For example, in light of the Egypt motif, one can say that the prophet's pronouncement in the above pericope cautions contemporary believers against turning away from God with respect to their worship and against making decisions that are against God's broader purposes for his people. Jeroboam had essentially brought the people back to Egypt, both in terms of temporary refuge and false worship. God is always bent on redeeming his people; even when they are subject to bondage, his ultimate intent is to redeem them. The idea of temporary refuge, then, is not ungodly in itself; neither is, I would argue, false worship. 7 However, if the spiritual state of believers is such that temporary refuge or false worship can destroy the spiritual vitality and redeemed-ness of God's people, they become abominable.
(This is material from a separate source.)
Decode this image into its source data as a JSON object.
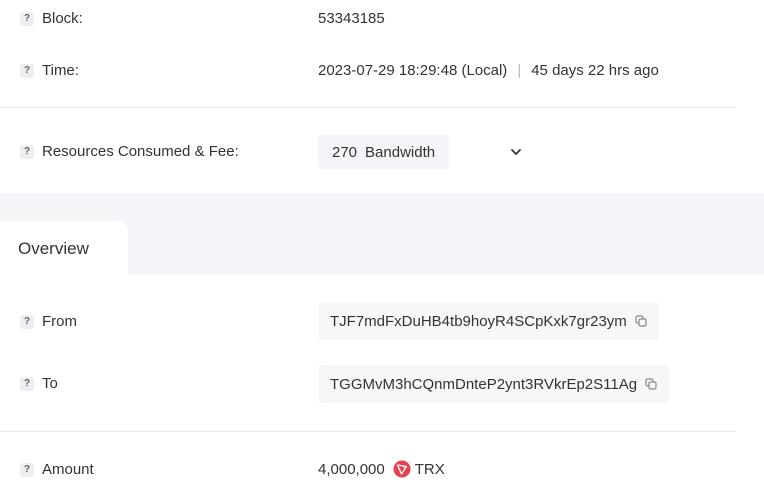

False worship can lead to apostasy and temporary refuge to false reliance. Given the guilt attributed to Jeroboam in Scripture, religious leaders especially should be warned of causing their congregations to sin by implementing worship reforms or offering means of temporary refuge that have deleterious consequences. Should such a thing occur, there is always forgiveness available through repentance; however, undoing the damage can be an inestimable task. In Jeroboam's case, it took the installation of an anointed king who would centuries later rid the land of Jeroboam's institution, but even this reform could not erase Jeroboam's mark.

In Christ, believers have their every sin forgiven and have an unprecedented relation to God the Father. Christ accomplished a reform far greater than Josiah's; therefore, the idea that the prophecy of Josiah applies to Jesus by extension is suggestive. The fact still remains, though, that religious leaders especially, be they ministers or lay, should beware of leading their flocks back to Egypt for therein lies the double danger of false reliance and false worship. Egypt should be a thing of the past; it is no longer part of God's plan for his people. Put another way, it is something that God's people should outgrow. Once the four hundred years were up, God had no desire for his people to return. Not only did he say so explicitly in Deuteronomy 17, but the notion is intimated throughout the Pentateuch. 8 God alone is our eternally true refuge; believers should take care to trust in him and offer him true worship. What these two practically entail cannot be determined by law; they will differ from situation to situation, community to community, person to person. Specifics can then be adduced in accord with the preaching moment and in line with the preacher's convictions.

Just by scratching the surface, then, we see that Old Testament narratives can speak mountains to us today. We have used 1 Kings 13:1-6 as our example, but the same can be said for almost every other narrative in the Old Testament. Some will be more difficult than other and motifs will differ from pericope to pericope and preacher to preacher, but by preparing sermons in spiraled phases, as I have called them, ministers may develop a facility with the narrative portions of the Old Testament by taking advantage of the macro-structures of Old Testament texts that expository preaching can so often depreciate.